» SUPPLIED ENTRIES:
§
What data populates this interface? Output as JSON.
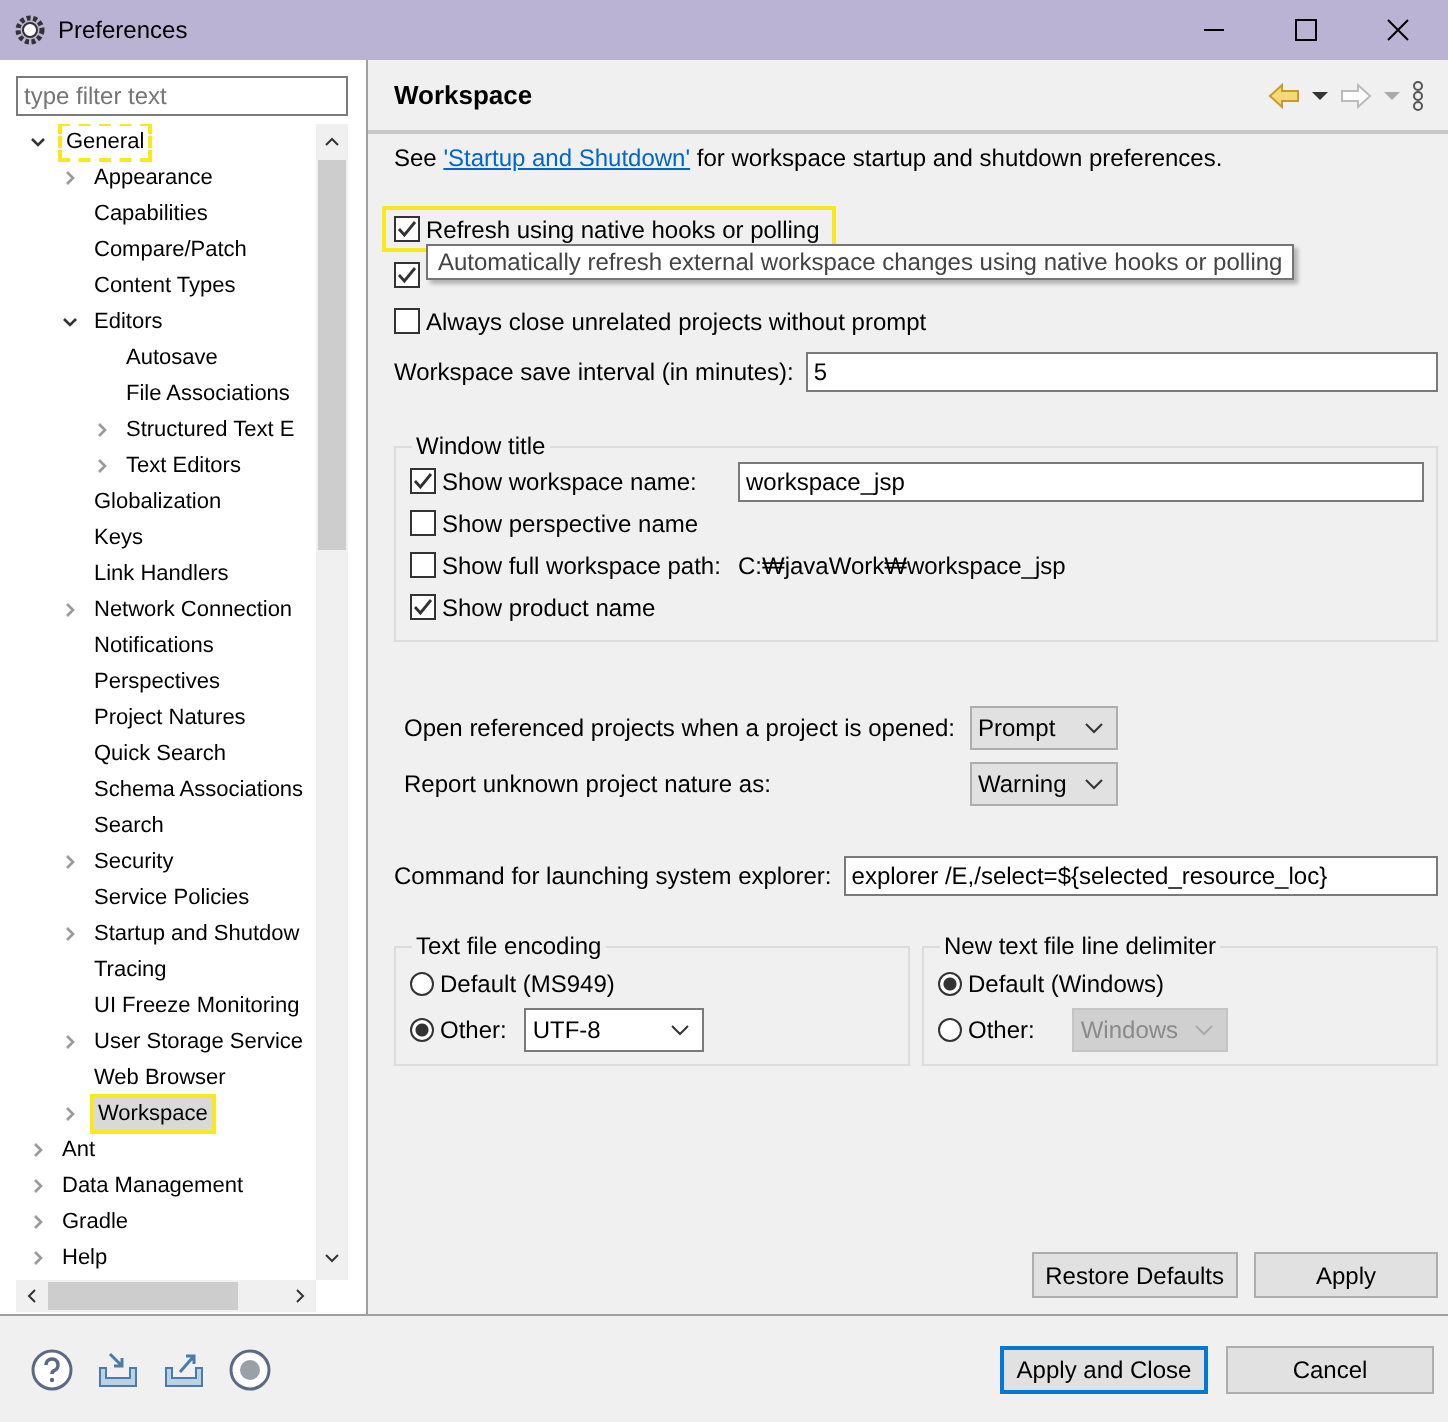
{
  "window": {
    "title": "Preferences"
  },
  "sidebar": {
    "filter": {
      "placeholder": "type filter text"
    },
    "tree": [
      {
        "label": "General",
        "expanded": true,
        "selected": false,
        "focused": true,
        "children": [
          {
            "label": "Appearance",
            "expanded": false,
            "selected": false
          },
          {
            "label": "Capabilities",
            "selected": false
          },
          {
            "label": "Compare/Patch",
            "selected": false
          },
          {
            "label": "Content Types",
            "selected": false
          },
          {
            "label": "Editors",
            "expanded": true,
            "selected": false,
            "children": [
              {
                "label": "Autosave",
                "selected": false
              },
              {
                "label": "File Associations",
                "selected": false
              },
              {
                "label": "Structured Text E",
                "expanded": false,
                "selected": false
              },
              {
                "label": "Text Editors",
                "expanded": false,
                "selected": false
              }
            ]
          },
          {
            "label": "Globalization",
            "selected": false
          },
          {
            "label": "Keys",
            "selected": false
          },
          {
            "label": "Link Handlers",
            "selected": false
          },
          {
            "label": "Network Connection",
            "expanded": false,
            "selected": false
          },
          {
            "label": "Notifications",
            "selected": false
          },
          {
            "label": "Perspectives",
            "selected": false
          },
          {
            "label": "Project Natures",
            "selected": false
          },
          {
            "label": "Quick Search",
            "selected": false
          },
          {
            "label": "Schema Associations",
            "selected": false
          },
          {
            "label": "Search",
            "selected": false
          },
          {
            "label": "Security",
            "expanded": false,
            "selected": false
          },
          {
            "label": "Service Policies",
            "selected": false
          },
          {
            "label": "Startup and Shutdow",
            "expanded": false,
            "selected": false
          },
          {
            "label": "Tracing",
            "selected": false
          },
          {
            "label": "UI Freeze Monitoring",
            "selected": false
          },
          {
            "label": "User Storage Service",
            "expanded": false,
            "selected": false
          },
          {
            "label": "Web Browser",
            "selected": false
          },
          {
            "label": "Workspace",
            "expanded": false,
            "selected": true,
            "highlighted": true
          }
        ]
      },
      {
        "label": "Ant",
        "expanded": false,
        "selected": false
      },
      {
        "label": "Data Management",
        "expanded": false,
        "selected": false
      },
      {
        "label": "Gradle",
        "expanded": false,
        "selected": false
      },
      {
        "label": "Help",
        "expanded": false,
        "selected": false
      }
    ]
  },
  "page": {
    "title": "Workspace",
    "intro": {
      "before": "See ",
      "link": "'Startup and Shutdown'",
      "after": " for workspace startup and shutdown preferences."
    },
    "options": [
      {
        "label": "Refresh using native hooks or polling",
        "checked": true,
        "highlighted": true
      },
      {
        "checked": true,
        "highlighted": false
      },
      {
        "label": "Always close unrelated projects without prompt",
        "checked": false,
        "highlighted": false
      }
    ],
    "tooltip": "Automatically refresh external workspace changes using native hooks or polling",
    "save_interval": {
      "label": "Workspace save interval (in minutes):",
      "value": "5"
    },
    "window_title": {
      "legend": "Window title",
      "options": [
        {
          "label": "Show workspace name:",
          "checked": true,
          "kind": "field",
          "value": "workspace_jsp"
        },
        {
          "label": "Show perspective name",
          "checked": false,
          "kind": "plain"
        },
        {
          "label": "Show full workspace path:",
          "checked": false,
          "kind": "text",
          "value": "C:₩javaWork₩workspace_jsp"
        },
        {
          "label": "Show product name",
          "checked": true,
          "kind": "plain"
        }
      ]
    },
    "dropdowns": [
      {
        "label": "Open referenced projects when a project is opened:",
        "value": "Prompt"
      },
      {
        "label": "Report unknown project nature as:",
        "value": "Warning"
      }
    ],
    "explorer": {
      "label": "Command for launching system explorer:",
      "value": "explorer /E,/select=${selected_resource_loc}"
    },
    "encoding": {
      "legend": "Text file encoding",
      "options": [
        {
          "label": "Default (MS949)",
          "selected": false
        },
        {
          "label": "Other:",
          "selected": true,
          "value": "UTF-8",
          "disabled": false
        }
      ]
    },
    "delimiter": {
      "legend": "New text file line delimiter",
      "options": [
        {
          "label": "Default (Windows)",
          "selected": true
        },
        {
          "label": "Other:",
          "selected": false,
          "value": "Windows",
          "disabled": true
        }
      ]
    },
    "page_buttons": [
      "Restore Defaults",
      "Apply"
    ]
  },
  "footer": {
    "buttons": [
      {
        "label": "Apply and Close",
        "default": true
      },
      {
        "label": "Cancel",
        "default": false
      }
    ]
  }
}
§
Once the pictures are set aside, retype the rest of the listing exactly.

» OUTPUT:
What data populates this interface? Output as JSON.
{
  "window": {
    "title": "Preferences"
  },
  "sidebar": {
    "filter": {
      "placeholder": "type filter text"
    },
    "tree": [
      {
        "label": "General",
        "expanded": true,
        "selected": false,
        "focused": true,
        "children": [
          {
            "label": "Appearance",
            "expanded": false,
            "selected": false
          },
          {
            "label": "Capabilities",
            "selected": false
          },
          {
            "label": "Compare/Patch",
            "selected": false
          },
          {
            "label": "Content Types",
            "selected": false
          },
          {
            "label": "Editors",
            "expanded": true,
            "selected": false,
            "children": [
              {
                "label": "Autosave",
                "selected": false
              },
              {
                "label": "File Associations",
                "selected": false
              },
              {
                "label": "Structured Text E",
                "expanded": false,
                "selected": false
              },
              {
                "label": "Text Editors",
                "expanded": false,
                "selected": false
              }
            ]
          },
          {
            "label": "Globalization",
            "selected": false
          },
          {
            "label": "Keys",
            "selected": false
          },
          {
            "label": "Link Handlers",
            "selected": false
          },
          {
            "label": "Network Connection",
            "expanded": false,
            "selected": false
          },
          {
            "label": "Notifications",
            "selected": false
          },
          {
            "label": "Perspectives",
            "selected": false
          },
          {
            "label": "Project Natures",
            "selected": false
          },
          {
            "label": "Quick Search",
            "selected": false
          },
          {
            "label": "Schema Associations",
            "selected": false
          },
          {
            "label": "Search",
            "selected": false
          },
          {
            "label": "Security",
            "expanded": false,
            "selected": false
          },
          {
            "label": "Service Policies",
            "selected": false
          },
          {
            "label": "Startup and Shutdow",
            "expanded": false,
            "selected": false
          },
          {
            "label": "Tracing",
            "selected": false
          },
          {
            "label": "UI Freeze Monitoring",
            "selected": false
          },
          {
            "label": "User Storage Service",
            "expanded": false,
            "selected": false
          },
          {
            "label": "Web Browser",
            "selected": false
          },
          {
            "label": "Workspace",
            "expanded": false,
            "selected": true,
            "highlighted": true
          }
        ]
      },
      {
        "label": "Ant",
        "expanded": false,
        "selected": false
      },
      {
        "label": "Data Management",
        "expanded": false,
        "selected": false
      },
      {
        "label": "Gradle",
        "expanded": false,
        "selected": false
      },
      {
        "label": "Help",
        "expanded": false,
        "selected": false
      }
    ]
  },
  "page": {
    "title": "Workspace",
    "intro": {
      "before": "See ",
      "link": "'Startup and Shutdown'",
      "after": " for workspace startup and shutdown preferences."
    },
    "options": [
      {
        "label": "Refresh using native hooks or polling",
        "checked": true,
        "highlighted": true
      },
      {
        "checked": true,
        "highlighted": false
      },
      {
        "label": "Always close unrelated projects without prompt",
        "checked": false,
        "highlighted": false
      }
    ],
    "tooltip": "Automatically refresh external workspace changes using native hooks or polling",
    "save_interval": {
      "label": "Workspace save interval (in minutes):",
      "value": "5"
    },
    "window_title": {
      "legend": "Window title",
      "options": [
        {
          "label": "Show workspace name:",
          "checked": true,
          "kind": "field",
          "value": "workspace_jsp"
        },
        {
          "label": "Show perspective name",
          "checked": false,
          "kind": "plain"
        },
        {
          "label": "Show full workspace path:",
          "checked": false,
          "kind": "text",
          "value": "C:₩javaWork₩workspace_jsp"
        },
        {
          "label": "Show product name",
          "checked": true,
          "kind": "plain"
        }
      ]
    },
    "dropdowns": [
      {
        "label": "Open referenced projects when a project is opened:",
        "value": "Prompt"
      },
      {
        "label": "Report unknown project nature as:",
        "value": "Warning"
      }
    ],
    "explorer": {
      "label": "Command for launching system explorer:",
      "value": "explorer /E,/select=${selected_resource_loc}"
    },
    "encoding": {
      "legend": "Text file encoding",
      "options": [
        {
          "label": "Default (MS949)",
          "selected": false
        },
        {
          "label": "Other:",
          "selected": true,
          "value": "UTF-8",
          "disabled": false
        }
      ]
    },
    "delimiter": {
      "legend": "New text file line delimiter",
      "options": [
        {
          "label": "Default (Windows)",
          "selected": true
        },
        {
          "label": "Other:",
          "selected": false,
          "value": "Windows",
          "disabled": true
        }
      ]
    },
    "page_buttons": [
      "Restore Defaults",
      "Apply"
    ]
  },
  "footer": {
    "buttons": [
      {
        "label": "Apply and Close",
        "default": true
      },
      {
        "label": "Cancel",
        "default": false
      }
    ]
  }
}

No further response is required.